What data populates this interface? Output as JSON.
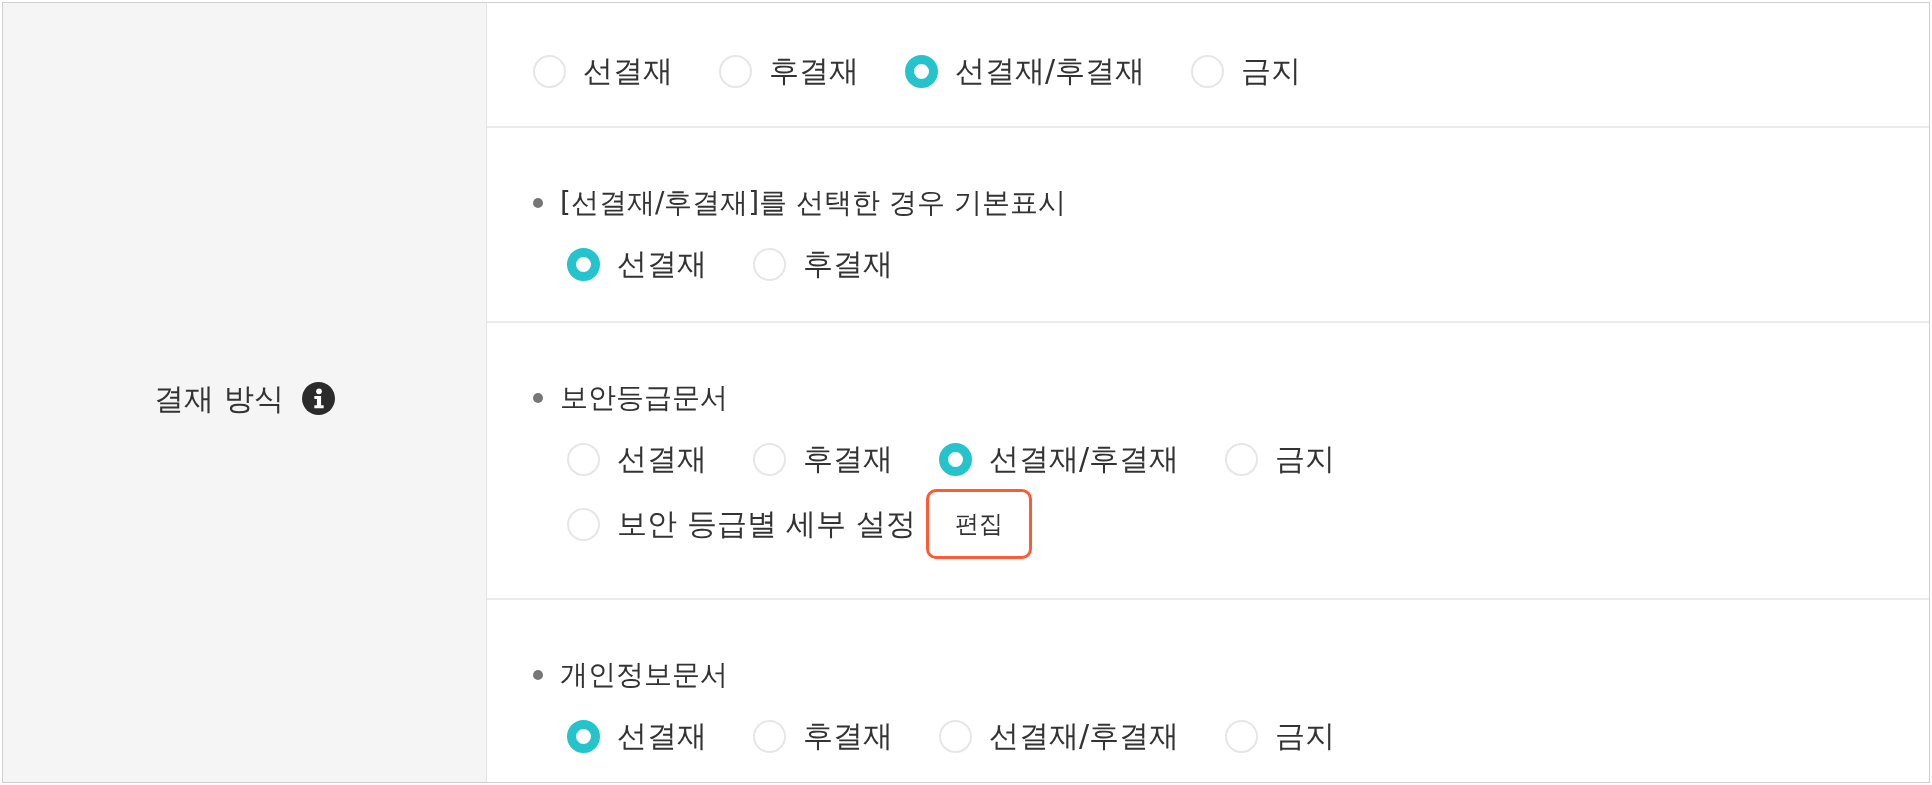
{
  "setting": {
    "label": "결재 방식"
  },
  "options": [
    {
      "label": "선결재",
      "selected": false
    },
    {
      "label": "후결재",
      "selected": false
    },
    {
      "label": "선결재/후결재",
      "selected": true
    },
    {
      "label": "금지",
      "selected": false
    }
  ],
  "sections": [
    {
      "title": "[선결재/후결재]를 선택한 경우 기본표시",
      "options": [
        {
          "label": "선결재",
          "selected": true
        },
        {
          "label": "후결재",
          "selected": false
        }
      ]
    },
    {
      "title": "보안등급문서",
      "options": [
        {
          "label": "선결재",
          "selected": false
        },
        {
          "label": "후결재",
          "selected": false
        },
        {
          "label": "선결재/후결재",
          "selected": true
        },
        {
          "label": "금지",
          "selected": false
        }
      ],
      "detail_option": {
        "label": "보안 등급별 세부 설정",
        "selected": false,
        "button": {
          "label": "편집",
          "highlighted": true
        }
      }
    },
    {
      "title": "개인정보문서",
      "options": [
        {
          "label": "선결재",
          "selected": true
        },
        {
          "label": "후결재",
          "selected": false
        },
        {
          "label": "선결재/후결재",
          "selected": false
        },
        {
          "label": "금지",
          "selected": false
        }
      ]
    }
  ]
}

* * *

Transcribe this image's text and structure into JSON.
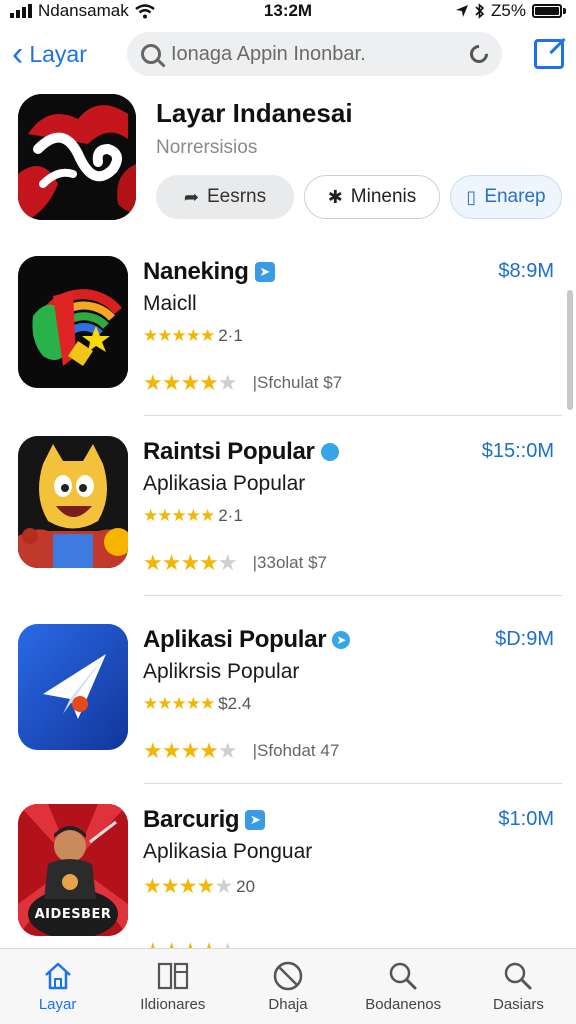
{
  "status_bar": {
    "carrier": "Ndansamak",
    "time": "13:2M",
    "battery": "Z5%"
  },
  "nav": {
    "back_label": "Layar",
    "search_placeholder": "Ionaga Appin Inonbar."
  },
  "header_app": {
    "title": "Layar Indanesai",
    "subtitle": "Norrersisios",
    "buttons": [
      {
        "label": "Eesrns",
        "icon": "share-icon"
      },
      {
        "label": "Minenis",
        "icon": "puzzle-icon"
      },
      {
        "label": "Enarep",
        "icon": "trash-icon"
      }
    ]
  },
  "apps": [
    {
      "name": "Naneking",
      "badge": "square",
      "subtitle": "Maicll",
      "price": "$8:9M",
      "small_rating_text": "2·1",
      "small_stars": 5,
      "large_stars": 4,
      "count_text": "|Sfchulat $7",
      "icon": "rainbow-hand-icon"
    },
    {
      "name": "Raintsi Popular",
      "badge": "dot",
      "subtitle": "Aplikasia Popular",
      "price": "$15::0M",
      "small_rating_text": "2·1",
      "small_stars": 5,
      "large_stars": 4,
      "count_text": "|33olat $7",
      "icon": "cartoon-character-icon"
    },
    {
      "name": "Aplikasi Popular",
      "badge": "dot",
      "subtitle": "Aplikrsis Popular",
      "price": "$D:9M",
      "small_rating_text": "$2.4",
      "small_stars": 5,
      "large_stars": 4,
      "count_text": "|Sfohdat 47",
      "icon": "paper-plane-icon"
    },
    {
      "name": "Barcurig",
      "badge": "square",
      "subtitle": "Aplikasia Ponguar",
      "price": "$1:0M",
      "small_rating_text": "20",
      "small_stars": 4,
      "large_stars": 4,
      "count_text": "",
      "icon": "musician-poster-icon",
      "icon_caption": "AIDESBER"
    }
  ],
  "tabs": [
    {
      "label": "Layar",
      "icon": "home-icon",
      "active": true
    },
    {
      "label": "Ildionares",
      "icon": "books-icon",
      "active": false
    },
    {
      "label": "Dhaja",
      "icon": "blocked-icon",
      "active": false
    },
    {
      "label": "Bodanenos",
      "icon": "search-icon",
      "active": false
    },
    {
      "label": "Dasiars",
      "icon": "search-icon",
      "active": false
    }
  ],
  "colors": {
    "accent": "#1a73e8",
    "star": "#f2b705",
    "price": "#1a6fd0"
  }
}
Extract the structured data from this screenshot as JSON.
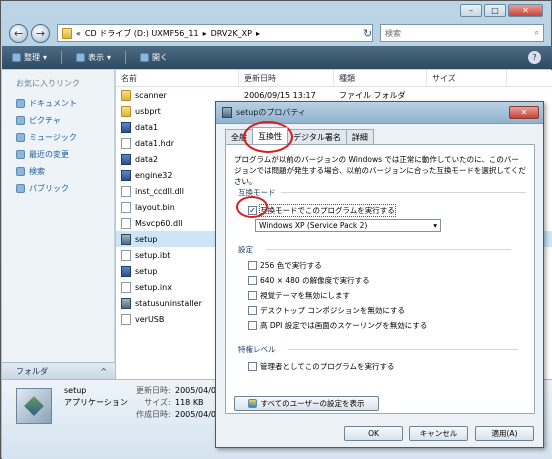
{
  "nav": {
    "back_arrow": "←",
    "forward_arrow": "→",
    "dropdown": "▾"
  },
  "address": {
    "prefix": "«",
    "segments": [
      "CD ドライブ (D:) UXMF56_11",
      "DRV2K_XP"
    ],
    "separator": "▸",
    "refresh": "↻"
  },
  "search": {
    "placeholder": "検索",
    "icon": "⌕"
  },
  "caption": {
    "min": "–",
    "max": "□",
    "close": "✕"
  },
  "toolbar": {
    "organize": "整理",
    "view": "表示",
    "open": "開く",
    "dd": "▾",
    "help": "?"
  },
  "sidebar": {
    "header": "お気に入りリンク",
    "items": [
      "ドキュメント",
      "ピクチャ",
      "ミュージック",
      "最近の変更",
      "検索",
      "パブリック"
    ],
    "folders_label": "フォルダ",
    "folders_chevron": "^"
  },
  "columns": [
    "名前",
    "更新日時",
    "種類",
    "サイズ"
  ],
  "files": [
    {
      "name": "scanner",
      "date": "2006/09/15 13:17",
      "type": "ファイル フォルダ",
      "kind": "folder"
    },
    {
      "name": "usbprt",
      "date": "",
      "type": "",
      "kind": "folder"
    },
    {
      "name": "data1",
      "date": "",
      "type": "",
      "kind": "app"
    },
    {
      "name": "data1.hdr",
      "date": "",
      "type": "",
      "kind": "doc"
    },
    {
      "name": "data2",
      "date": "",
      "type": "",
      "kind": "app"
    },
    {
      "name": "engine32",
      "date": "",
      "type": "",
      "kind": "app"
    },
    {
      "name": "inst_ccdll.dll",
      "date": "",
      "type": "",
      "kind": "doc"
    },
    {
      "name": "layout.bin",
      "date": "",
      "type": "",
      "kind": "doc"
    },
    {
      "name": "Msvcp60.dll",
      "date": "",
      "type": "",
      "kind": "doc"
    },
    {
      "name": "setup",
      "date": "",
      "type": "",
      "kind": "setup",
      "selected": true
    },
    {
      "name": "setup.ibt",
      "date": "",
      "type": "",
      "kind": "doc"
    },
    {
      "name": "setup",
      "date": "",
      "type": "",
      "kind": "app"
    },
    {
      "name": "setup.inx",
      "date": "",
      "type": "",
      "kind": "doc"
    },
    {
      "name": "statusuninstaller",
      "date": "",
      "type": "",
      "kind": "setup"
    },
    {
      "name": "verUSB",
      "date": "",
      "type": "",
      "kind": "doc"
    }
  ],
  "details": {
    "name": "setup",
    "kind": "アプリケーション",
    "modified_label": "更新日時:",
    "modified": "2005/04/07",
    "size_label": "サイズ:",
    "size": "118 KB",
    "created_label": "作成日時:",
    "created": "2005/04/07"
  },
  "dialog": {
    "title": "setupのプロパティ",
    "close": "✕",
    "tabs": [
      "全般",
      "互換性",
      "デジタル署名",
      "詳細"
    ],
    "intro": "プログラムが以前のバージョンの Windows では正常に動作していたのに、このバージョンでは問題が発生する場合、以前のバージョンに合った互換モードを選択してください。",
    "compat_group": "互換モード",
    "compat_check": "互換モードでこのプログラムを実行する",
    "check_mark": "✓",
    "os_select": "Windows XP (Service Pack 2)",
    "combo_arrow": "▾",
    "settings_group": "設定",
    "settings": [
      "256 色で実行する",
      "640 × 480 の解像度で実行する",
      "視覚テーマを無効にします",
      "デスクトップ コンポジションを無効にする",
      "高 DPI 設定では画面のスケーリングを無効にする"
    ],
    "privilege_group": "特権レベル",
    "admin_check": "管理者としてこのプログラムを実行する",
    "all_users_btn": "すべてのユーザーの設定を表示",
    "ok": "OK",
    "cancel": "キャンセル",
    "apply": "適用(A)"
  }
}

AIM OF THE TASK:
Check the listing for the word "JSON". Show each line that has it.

RESPONSE AREA:
What data populates this interface? Output as JSON.
Transcribe this image's text and structure into JSON.
Extract the structured data from this screenshot as JSON.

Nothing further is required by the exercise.